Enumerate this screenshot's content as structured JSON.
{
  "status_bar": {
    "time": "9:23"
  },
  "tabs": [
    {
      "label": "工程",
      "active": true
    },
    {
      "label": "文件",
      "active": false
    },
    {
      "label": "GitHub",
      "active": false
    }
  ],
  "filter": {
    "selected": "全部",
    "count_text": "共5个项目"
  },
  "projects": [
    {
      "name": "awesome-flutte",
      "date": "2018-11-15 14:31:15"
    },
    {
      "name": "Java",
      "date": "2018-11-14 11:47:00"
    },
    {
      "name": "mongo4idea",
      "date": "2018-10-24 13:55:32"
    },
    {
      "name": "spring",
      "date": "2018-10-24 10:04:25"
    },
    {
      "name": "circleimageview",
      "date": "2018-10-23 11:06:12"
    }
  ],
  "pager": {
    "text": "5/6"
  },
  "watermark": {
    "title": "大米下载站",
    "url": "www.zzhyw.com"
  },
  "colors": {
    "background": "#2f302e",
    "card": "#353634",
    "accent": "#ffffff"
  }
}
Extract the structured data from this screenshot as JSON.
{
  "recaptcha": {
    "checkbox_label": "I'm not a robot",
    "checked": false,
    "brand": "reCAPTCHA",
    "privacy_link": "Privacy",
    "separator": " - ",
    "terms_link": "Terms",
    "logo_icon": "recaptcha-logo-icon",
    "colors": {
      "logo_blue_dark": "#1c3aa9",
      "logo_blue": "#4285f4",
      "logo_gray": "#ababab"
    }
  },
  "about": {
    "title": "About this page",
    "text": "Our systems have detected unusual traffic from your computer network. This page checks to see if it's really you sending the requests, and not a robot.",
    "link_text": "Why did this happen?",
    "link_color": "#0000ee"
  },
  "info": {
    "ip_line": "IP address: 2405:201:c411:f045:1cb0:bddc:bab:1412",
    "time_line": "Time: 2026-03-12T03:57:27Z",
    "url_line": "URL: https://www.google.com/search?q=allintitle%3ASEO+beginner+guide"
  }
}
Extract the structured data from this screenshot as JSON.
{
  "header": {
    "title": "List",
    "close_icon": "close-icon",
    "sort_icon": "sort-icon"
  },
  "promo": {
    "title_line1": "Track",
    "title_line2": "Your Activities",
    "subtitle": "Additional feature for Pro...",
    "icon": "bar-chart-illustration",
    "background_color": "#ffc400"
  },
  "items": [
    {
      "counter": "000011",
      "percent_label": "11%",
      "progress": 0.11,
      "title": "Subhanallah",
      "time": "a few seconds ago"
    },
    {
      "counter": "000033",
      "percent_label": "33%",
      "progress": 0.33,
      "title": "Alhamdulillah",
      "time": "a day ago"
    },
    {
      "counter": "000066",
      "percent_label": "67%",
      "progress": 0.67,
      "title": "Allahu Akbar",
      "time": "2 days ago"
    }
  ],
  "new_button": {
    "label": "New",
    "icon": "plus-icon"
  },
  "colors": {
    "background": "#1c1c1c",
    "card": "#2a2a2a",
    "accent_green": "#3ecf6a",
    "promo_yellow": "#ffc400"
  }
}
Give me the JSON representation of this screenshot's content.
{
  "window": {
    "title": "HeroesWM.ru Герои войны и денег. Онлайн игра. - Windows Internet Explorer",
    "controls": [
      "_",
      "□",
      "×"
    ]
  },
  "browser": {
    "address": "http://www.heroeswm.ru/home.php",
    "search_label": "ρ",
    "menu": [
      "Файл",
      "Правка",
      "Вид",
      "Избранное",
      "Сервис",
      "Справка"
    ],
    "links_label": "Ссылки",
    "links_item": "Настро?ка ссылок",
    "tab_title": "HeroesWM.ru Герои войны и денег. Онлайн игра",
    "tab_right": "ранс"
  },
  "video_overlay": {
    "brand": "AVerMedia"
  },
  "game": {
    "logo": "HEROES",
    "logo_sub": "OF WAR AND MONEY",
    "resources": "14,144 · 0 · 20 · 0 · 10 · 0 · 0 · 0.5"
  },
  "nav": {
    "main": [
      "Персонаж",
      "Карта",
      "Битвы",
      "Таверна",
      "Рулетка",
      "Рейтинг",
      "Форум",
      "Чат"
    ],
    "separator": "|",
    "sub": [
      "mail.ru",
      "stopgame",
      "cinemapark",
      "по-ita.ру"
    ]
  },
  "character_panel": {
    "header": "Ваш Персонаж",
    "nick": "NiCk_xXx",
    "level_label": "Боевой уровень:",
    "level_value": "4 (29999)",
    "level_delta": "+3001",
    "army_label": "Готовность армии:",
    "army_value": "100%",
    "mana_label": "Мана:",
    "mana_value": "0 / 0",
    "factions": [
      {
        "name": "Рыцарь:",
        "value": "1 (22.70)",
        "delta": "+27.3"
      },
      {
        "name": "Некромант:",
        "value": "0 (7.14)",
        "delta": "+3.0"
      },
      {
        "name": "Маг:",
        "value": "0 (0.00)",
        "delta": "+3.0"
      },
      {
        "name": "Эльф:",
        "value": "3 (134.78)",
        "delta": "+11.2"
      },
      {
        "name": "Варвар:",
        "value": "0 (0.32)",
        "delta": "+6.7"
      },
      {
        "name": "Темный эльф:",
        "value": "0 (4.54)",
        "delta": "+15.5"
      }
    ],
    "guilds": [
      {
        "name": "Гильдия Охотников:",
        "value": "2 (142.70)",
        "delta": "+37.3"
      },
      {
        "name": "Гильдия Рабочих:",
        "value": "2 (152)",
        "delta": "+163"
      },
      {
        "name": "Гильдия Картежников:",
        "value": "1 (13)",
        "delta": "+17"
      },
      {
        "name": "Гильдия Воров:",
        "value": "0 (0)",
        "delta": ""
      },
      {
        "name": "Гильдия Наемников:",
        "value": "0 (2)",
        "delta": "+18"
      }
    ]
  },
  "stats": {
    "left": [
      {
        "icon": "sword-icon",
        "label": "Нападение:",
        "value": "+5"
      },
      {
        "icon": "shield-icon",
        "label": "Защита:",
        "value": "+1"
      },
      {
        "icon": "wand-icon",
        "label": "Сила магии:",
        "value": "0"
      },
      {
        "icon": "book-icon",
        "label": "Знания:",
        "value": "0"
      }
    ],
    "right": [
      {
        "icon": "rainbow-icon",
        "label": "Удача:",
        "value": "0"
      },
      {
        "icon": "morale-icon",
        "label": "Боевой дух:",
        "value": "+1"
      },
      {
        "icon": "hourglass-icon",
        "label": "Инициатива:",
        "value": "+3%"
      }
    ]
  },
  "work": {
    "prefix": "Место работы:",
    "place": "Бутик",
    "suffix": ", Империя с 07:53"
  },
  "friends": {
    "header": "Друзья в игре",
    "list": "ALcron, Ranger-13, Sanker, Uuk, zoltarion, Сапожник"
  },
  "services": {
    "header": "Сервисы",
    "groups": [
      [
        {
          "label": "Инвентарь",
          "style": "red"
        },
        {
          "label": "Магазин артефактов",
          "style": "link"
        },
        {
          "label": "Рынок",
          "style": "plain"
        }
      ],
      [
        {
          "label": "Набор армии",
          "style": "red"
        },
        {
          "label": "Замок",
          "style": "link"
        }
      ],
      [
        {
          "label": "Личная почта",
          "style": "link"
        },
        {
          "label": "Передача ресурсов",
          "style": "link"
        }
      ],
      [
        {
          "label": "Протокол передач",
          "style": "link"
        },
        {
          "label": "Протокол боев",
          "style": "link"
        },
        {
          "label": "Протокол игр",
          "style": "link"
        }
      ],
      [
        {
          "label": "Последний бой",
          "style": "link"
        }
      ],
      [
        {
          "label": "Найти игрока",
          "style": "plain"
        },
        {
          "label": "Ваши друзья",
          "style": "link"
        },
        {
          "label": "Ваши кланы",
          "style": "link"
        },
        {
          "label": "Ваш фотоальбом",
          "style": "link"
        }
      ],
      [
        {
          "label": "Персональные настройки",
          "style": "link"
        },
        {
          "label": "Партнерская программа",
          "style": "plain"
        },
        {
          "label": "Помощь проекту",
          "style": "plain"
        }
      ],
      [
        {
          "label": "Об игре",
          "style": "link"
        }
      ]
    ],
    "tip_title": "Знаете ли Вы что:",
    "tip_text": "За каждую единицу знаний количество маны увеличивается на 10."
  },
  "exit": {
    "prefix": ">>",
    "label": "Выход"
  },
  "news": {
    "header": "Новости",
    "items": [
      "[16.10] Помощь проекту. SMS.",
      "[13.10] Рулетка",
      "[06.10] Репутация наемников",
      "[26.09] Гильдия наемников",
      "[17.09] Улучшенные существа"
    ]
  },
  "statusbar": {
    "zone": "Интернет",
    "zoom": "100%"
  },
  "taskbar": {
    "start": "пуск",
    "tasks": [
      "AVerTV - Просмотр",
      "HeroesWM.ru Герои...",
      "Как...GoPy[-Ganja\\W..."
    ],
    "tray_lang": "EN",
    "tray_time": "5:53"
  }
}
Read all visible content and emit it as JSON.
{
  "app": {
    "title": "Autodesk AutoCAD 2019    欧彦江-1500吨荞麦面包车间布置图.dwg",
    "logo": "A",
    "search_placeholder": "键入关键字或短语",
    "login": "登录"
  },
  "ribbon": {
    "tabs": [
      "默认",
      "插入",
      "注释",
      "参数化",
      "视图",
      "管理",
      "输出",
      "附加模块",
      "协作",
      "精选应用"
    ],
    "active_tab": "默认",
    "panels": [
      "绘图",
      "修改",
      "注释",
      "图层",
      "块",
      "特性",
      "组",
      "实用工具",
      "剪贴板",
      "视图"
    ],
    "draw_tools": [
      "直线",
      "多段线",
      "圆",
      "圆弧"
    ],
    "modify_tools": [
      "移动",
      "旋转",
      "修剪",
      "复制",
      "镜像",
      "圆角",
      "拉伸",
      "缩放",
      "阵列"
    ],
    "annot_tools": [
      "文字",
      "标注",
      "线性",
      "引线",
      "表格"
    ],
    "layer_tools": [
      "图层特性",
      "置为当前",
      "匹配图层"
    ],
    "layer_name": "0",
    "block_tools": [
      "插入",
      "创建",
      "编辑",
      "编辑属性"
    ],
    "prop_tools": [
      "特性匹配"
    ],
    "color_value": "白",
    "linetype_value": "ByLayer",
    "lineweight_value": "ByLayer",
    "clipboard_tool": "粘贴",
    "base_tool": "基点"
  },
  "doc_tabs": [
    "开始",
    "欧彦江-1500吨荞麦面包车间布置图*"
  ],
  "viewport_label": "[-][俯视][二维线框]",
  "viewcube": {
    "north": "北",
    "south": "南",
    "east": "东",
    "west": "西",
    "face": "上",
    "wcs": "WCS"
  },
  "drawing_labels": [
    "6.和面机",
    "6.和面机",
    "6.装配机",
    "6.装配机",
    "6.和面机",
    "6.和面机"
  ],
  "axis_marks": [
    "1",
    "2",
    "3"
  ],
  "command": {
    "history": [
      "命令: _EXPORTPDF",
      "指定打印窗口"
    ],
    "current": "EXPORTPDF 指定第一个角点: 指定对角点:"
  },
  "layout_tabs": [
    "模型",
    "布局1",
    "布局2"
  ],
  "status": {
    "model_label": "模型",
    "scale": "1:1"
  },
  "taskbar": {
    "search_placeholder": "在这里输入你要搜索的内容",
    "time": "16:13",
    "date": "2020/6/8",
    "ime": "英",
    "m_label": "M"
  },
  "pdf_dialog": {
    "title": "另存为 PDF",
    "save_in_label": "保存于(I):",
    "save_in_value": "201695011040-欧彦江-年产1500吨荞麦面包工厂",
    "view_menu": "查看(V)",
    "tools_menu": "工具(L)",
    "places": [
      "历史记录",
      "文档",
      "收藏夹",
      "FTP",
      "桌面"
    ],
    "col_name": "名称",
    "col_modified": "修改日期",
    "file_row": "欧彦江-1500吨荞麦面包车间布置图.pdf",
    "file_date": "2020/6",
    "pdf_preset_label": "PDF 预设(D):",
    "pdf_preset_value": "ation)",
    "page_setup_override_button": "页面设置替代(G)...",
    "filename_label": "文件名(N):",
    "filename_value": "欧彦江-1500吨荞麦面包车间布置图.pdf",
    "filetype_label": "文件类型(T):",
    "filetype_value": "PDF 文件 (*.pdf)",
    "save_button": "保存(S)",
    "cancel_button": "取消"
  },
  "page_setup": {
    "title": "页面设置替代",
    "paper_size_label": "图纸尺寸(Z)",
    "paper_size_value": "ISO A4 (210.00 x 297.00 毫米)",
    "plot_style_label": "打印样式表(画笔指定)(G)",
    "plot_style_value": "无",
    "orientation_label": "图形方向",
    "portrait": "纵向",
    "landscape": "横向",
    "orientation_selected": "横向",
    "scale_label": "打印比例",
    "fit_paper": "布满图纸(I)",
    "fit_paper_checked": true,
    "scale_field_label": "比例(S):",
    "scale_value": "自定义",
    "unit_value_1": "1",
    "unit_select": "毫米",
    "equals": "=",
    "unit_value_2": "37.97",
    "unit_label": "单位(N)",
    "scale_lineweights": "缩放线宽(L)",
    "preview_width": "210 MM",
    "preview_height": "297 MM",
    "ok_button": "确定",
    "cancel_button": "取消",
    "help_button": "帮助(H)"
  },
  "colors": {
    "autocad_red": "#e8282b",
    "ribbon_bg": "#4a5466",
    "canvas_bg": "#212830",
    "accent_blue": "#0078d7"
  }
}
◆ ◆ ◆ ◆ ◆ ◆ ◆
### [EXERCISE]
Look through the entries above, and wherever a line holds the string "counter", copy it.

### [EXERCISE RESULT]
      "counter": "000011",
      "counter": "000033",
      "counter": "000066",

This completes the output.